(EXERCISE DIRECTIONS):
Among the lines below, list those containing the string "Vertex".

(Stored records)

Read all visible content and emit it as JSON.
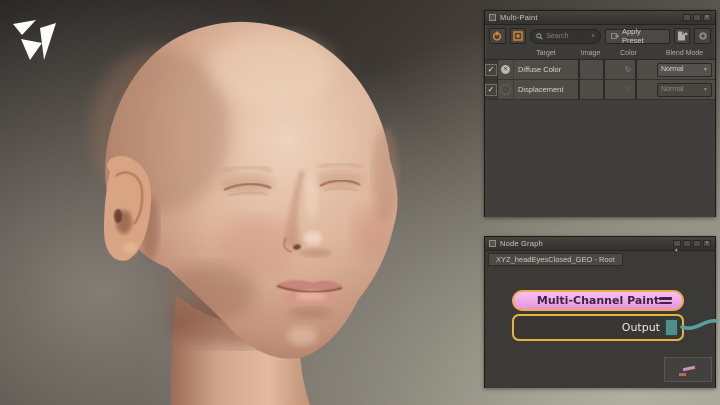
{
  "viewport": {
    "description": "3D head model, bald, eyes closed, three-quarter view",
    "logo_name": "xyz-triangles-logo",
    "skin_accent": "#ddb59c",
    "background_dark": "#242120",
    "background_light": "#98948a"
  },
  "multi_paint": {
    "title": "Multi-Paint",
    "controls": [
      "collapse",
      "float",
      "close"
    ],
    "toolbar": {
      "power_icon": "power",
      "target_icon": "paint-target",
      "search_placeholder": "Search",
      "clear_glyph": "×",
      "apply_preset_label": "Apply Preset",
      "document_icon": "document",
      "sync_icon": "sync-circle"
    },
    "columns": {
      "target": "Target",
      "image": "Image",
      "color": "Color",
      "blend": "Blend Mode"
    },
    "rows": [
      {
        "checked": "✓",
        "current": true,
        "target": "Diffuse Color",
        "image_hex": "#d9a183",
        "color1_hex": "#f2f1ec",
        "swap_icon": "↻",
        "color2_hex": "#f5f4f0",
        "blend_mode": "Normal"
      },
      {
        "checked": "✓",
        "current": false,
        "target": "Displacement",
        "image_hex": "#83908e",
        "color1_hex": "#6f706c",
        "swap_icon": "↻",
        "color2_hex": "#7c7d79",
        "blend_mode": "Normal"
      }
    ]
  },
  "node_graph": {
    "title": "Node Graph",
    "controls": [
      "snap",
      "collapse",
      "float",
      "close"
    ],
    "tab_label": "XYZ_headEyesClosed_GEO - Root",
    "paint_node": {
      "label": "Multi-Channel Paint",
      "fill_hex": "#e99ce2",
      "outline_hex": "#f0a74c"
    },
    "output_node": {
      "label": "Output",
      "outline_hex": "#e3b23f",
      "port_hex": "#4f8f8a"
    },
    "wire_hex": "#58a19b"
  }
}
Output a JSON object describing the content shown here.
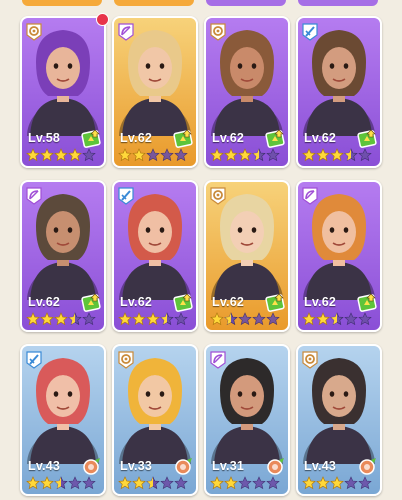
{
  "cards": [
    {
      "level": "Lv.58",
      "rarity": "purple",
      "class_icon": "gear-icon",
      "badge": "upgrade-badge-icon",
      "stars": [
        1,
        1,
        1,
        1,
        0
      ],
      "hair": "#7b3fb8",
      "skin": "#e8b59a",
      "notify": true
    },
    {
      "level": "Lv.62",
      "rarity": "gold",
      "class_icon": "bow-icon",
      "badge": "upgrade-badge-icon",
      "stars": [
        1,
        1,
        0,
        0,
        0
      ],
      "hair": "#e9c98a",
      "skin": "#f1c7a7",
      "notify": false
    },
    {
      "level": "Lv.62",
      "rarity": "purple",
      "class_icon": "gear-icon",
      "badge": "upgrade-badge-icon",
      "stars": [
        1,
        1,
        1,
        0.5,
        0
      ],
      "hair": "#8a5a3a",
      "skin": "#c98a6a",
      "notify": false
    },
    {
      "level": "Lv.62",
      "rarity": "purple",
      "class_icon": "sword-icon",
      "badge": "upgrade-badge-icon",
      "stars": [
        1,
        1,
        1,
        0.5,
        0
      ],
      "hair": "#6b4a33",
      "skin": "#d39c7f",
      "notify": false
    },
    {
      "level": "Lv.62",
      "rarity": "purple",
      "class_icon": "bow-icon",
      "badge": "upgrade-badge-icon",
      "stars": [
        1,
        1,
        1,
        0.5,
        0
      ],
      "hair": "#5c4a3b",
      "skin": "#c78f70",
      "notify": false
    },
    {
      "level": "Lv.62",
      "rarity": "purple",
      "class_icon": "sword-icon",
      "badge": "upgrade-badge-icon",
      "stars": [
        1,
        1,
        1,
        0.5,
        0
      ],
      "hair": "#d35a4a",
      "skin": "#f0bfa4",
      "notify": false
    },
    {
      "level": "Lv.62",
      "rarity": "gold",
      "class_icon": "gear-icon",
      "badge": "upgrade-badge-icon",
      "stars": [
        1,
        0.5,
        0,
        0,
        0
      ],
      "hair": "#e8d5a2",
      "skin": "#f3cfb5",
      "notify": false
    },
    {
      "level": "Lv.62",
      "rarity": "purple",
      "class_icon": "bow-icon",
      "badge": "upgrade-badge-icon",
      "stars": [
        1,
        1,
        0.5,
        0,
        0
      ],
      "hair": "#e08a3a",
      "skin": "#f0bfa0",
      "notify": false
    },
    {
      "level": "Lv.43",
      "rarity": "blue",
      "class_icon": "sword-icon",
      "badge": "meat-badge-icon",
      "stars": [
        1,
        1,
        0.5,
        0,
        0
      ],
      "hair": "#d95a5a",
      "skin": "#f0bfa8",
      "notify": false
    },
    {
      "level": "Lv.33",
      "rarity": "blue",
      "class_icon": "gear-icon",
      "badge": "meat-badge-icon",
      "stars": [
        1,
        1,
        0.5,
        0,
        0
      ],
      "hair": "#f0b43a",
      "skin": "#f2c8a4",
      "notify": false
    },
    {
      "level": "Lv.31",
      "rarity": "blue",
      "class_icon": "bow-icon",
      "badge": "meat-badge-icon",
      "stars": [
        1,
        1,
        0,
        0,
        0
      ],
      "hair": "#2d2a2a",
      "skin": "#d39a7c",
      "notify": false
    },
    {
      "level": "Lv.43",
      "rarity": "blue",
      "class_icon": "gear-icon",
      "badge": "meat-badge-icon",
      "stars": [
        1,
        1,
        1,
        0,
        0
      ],
      "hair": "#3a3030",
      "skin": "#d8a98c",
      "notify": false
    }
  ],
  "colors": {
    "star_on": "#ffd83a",
    "star_off": "#6c4fa8",
    "badge_green": "#5ec43a",
    "meat": "#e98a5a"
  }
}
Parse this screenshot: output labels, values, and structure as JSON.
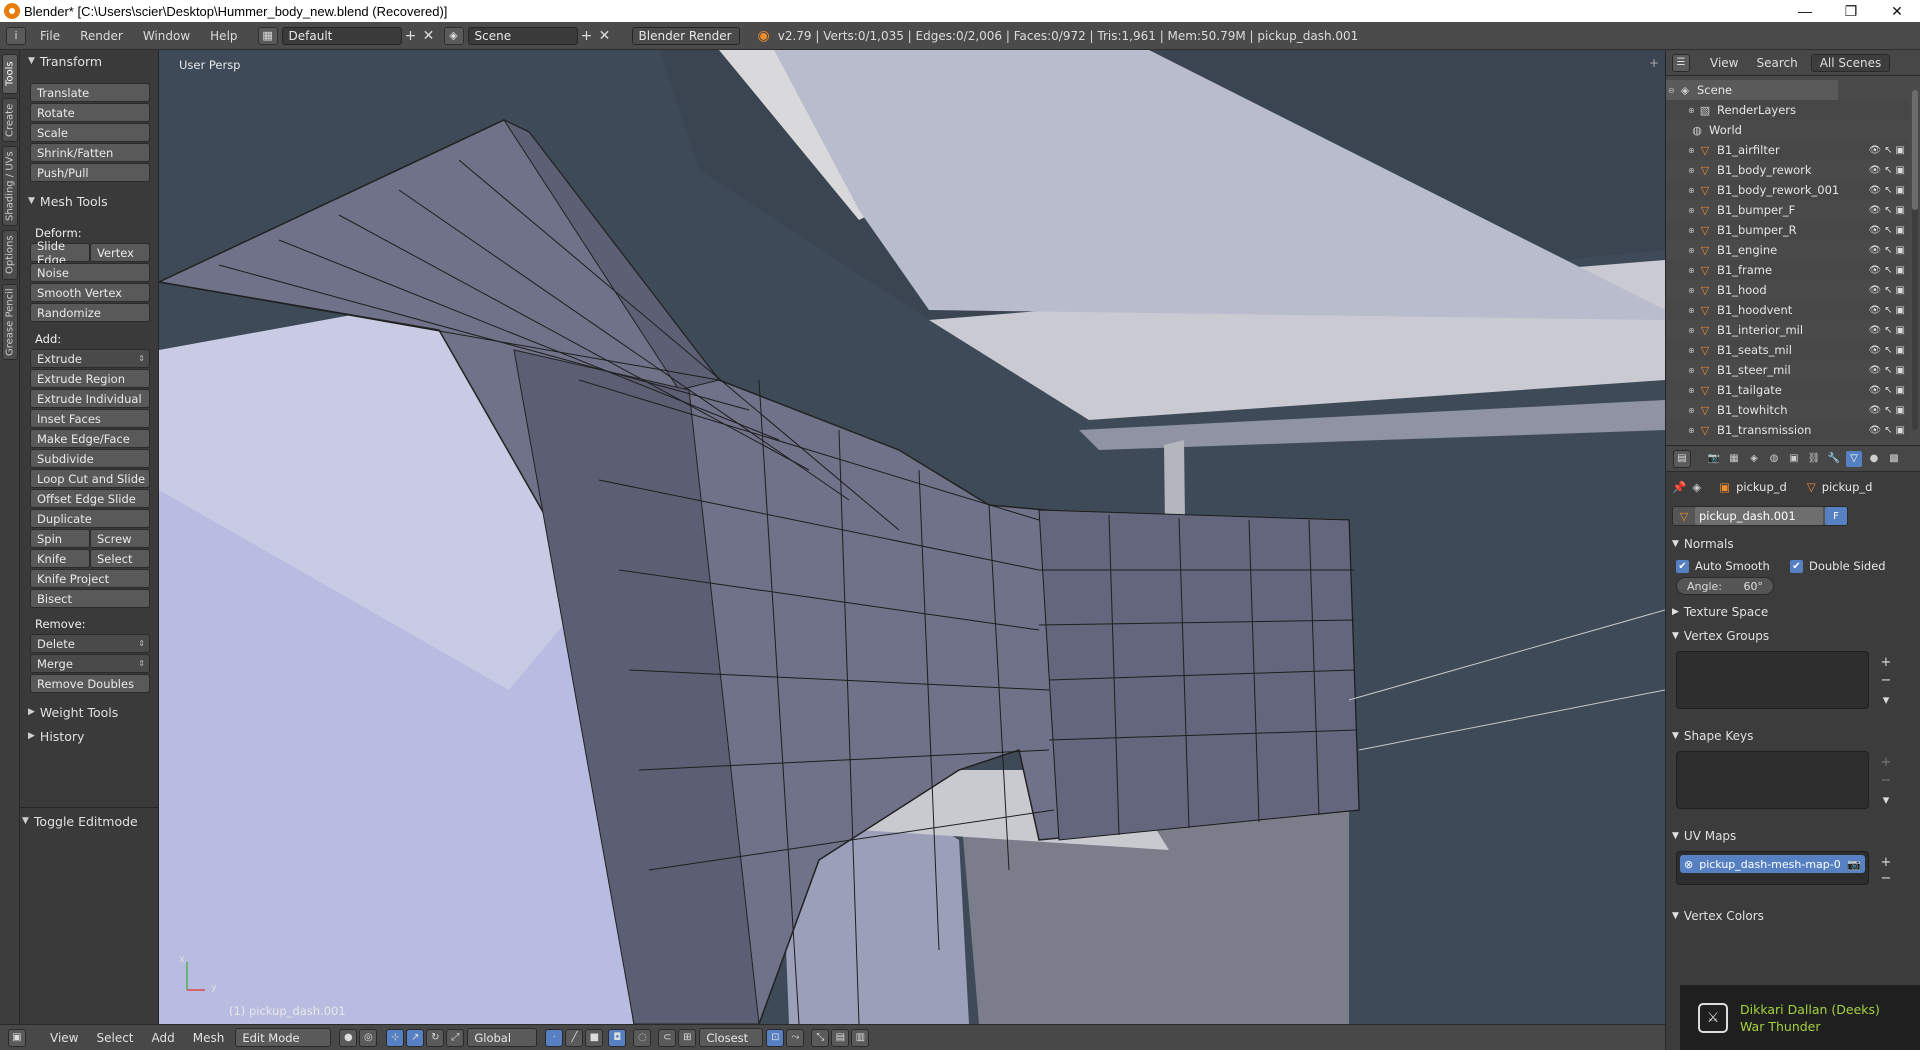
{
  "window": {
    "title": "Blender* [C:\\Users\\scier\\Desktop\\Hummer_body_new.blend (Recovered)]",
    "minimize": "—",
    "maximize": "❐",
    "close": "✕"
  },
  "info_header": {
    "menus": [
      "File",
      "Render",
      "Window",
      "Help"
    ],
    "screen_layout": "Default",
    "scene": "Scene",
    "render_engine": "Blender Render",
    "stats": "v2.79 | Verts:0/1,035 | Edges:0/2,006 | Faces:0/972 | Tris:1,961 | Mem:50.79M | pickup_dash.001"
  },
  "left_tabs": [
    "Tools",
    "Create",
    "Shading / UVs",
    "Options",
    "Grease Pencil"
  ],
  "tool_shelf": {
    "transform": {
      "title": "Transform",
      "buttons": [
        "Translate",
        "Rotate",
        "Scale",
        "Shrink/Fatten",
        "Push/Pull"
      ]
    },
    "mesh_tools": {
      "title": "Mesh Tools",
      "deform_label": "Deform:",
      "slide_edge": "Slide Edge",
      "vertex": "Vertex",
      "deform_buttons": [
        "Noise",
        "Smooth Vertex",
        "Randomize"
      ],
      "add_label": "Add:",
      "extrude": "Extrude",
      "add_buttons": [
        "Extrude Region",
        "Extrude Individual",
        "Inset Faces",
        "Make Edge/Face",
        "Subdivide",
        "Loop Cut and Slide",
        "Offset Edge Slide",
        "Duplicate"
      ],
      "spin": "Spin",
      "screw": "Screw",
      "knife": "Knife",
      "select": "Select",
      "knife_project": "Knife Project",
      "bisect": "Bisect",
      "remove_label": "Remove:",
      "delete": "Delete",
      "merge": "Merge",
      "remove_doubles": "Remove Doubles"
    },
    "weight_tools": "Weight Tools",
    "history": "History",
    "toggle_editmode": "Toggle Editmode"
  },
  "viewport": {
    "view_label": "User Persp",
    "object_label": "(1) pickup_dash.001",
    "axis_x": "x",
    "axis_y": "y"
  },
  "bottom_header": {
    "menus": [
      "View",
      "Select",
      "Add",
      "Mesh"
    ],
    "mode": "Edit Mode",
    "orientation": "Global",
    "snap_target": "Closest"
  },
  "outliner": {
    "menus": [
      "View",
      "Search"
    ],
    "filter": "All Scenes",
    "scene": "Scene",
    "render_layers": "RenderLayers",
    "world": "World",
    "objects": [
      "B1_airfilter",
      "B1_body_rework",
      "B1_body_rework_001",
      "B1_bumper_F",
      "B1_bumper_R",
      "B1_engine",
      "B1_frame",
      "B1_hood",
      "B1_hoodvent",
      "B1_interior_mil",
      "B1_seats_mil",
      "B1_steer_mil",
      "B1_tailgate",
      "B1_towhitch",
      "B1_transmission"
    ]
  },
  "properties": {
    "object_name": "pickup_d",
    "mesh_name": "pickup_d",
    "datablock": "pickup_dash.001",
    "fake_user": "F",
    "normals": {
      "title": "Normals",
      "auto_smooth": "Auto Smooth",
      "double_sided": "Double Sided",
      "angle": "Angle:",
      "angle_value": "60°"
    },
    "texture_space": "Texture Space",
    "vertex_groups": "Vertex Groups",
    "shape_keys": "Shape Keys",
    "uv_maps": "UV Maps",
    "uv_map_item": "pickup_dash-mesh-map-0",
    "vertex_colors": "Vertex Colors"
  },
  "notification": {
    "line1": "Dikkari Dallan (Deeks)",
    "line2": "War Thunder"
  },
  "colors": {
    "accent": "#5680c2",
    "object_icon": "#f08d2d",
    "notification_text": "#a4d13e",
    "viewport_bg": "#3b4552"
  }
}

(TASK ANSWER):
      "vertex": "Vertex",
        "Smooth Vertex",
    "vertex_groups": "Vertex Groups",
    "vertex_colors": "Vertex Colors"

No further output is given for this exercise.